Among the entries below, which lines include the string "Library"? Show each one.

=== Supplied data ===

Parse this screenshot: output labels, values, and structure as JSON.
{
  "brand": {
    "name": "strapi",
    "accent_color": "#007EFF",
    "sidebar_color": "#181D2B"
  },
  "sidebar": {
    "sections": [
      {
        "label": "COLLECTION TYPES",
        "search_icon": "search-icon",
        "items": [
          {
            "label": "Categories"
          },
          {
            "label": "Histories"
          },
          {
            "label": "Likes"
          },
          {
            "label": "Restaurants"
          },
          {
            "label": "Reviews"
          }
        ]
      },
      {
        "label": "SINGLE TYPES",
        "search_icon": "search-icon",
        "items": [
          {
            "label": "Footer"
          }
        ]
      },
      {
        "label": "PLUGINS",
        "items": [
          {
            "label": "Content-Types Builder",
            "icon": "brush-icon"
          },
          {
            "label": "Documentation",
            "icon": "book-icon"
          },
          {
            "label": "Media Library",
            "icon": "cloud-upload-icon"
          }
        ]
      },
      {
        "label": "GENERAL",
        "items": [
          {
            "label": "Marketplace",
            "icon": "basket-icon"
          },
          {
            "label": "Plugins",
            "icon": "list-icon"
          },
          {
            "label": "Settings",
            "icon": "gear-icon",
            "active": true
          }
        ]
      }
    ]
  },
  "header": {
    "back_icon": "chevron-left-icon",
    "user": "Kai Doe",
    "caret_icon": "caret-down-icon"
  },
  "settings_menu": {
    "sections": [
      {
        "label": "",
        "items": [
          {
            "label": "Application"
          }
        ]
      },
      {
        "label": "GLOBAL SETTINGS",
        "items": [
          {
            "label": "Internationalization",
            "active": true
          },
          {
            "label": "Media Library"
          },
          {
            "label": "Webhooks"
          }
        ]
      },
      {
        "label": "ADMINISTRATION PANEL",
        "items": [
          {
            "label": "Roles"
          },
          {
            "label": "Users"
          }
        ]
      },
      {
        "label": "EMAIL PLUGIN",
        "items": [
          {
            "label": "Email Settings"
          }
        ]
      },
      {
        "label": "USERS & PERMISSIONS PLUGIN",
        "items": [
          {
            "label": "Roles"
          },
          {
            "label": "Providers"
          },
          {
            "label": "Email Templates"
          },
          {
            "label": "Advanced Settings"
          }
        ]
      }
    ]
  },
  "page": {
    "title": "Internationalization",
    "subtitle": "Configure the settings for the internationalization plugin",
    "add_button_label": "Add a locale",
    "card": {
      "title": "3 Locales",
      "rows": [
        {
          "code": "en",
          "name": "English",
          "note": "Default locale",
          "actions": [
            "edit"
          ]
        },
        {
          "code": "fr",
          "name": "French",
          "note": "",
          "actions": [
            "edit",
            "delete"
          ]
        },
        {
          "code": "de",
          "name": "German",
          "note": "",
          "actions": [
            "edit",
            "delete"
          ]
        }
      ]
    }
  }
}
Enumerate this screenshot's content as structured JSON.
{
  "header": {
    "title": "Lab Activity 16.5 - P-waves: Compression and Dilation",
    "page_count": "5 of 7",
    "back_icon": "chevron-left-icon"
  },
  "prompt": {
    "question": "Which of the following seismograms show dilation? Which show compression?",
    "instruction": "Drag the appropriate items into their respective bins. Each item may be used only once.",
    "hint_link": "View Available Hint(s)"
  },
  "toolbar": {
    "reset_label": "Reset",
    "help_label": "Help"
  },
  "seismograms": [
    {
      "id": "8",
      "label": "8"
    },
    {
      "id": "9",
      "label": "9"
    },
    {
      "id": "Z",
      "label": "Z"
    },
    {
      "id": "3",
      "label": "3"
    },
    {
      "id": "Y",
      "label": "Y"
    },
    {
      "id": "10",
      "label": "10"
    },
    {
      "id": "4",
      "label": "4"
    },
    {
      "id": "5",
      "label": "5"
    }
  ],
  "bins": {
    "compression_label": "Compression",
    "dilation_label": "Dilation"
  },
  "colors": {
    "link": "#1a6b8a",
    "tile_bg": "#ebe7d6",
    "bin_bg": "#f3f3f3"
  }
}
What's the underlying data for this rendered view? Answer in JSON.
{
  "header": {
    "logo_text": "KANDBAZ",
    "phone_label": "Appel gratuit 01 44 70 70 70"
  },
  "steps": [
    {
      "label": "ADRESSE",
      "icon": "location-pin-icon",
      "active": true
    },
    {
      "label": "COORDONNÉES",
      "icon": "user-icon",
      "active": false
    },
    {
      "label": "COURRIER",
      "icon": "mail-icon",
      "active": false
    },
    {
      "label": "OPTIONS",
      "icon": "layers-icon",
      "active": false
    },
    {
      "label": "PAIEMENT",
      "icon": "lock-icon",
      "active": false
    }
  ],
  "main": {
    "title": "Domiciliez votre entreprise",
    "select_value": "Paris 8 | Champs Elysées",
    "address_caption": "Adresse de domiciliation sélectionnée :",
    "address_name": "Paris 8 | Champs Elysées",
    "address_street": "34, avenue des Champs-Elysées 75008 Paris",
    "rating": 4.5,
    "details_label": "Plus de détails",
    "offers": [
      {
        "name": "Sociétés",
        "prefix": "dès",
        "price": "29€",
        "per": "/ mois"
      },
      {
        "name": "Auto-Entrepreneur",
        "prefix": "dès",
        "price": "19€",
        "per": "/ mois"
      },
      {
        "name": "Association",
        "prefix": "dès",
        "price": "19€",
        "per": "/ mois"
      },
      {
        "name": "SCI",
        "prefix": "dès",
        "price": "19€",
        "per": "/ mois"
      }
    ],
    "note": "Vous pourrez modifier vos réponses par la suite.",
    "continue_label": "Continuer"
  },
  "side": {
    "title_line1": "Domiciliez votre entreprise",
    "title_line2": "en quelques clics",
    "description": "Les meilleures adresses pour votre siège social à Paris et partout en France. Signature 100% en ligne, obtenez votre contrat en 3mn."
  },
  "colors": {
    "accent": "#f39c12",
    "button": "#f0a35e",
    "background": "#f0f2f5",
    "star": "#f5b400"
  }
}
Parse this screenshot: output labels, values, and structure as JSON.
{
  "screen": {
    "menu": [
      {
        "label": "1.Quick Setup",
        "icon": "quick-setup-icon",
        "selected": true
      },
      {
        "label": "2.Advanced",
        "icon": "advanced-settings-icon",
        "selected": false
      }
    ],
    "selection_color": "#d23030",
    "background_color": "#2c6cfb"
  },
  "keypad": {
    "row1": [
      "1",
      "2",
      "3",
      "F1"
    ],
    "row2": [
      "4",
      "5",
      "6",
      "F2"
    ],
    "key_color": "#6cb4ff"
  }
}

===

__Result of this exercise__:
            "label": "Media Library",
            "label": "Media Library"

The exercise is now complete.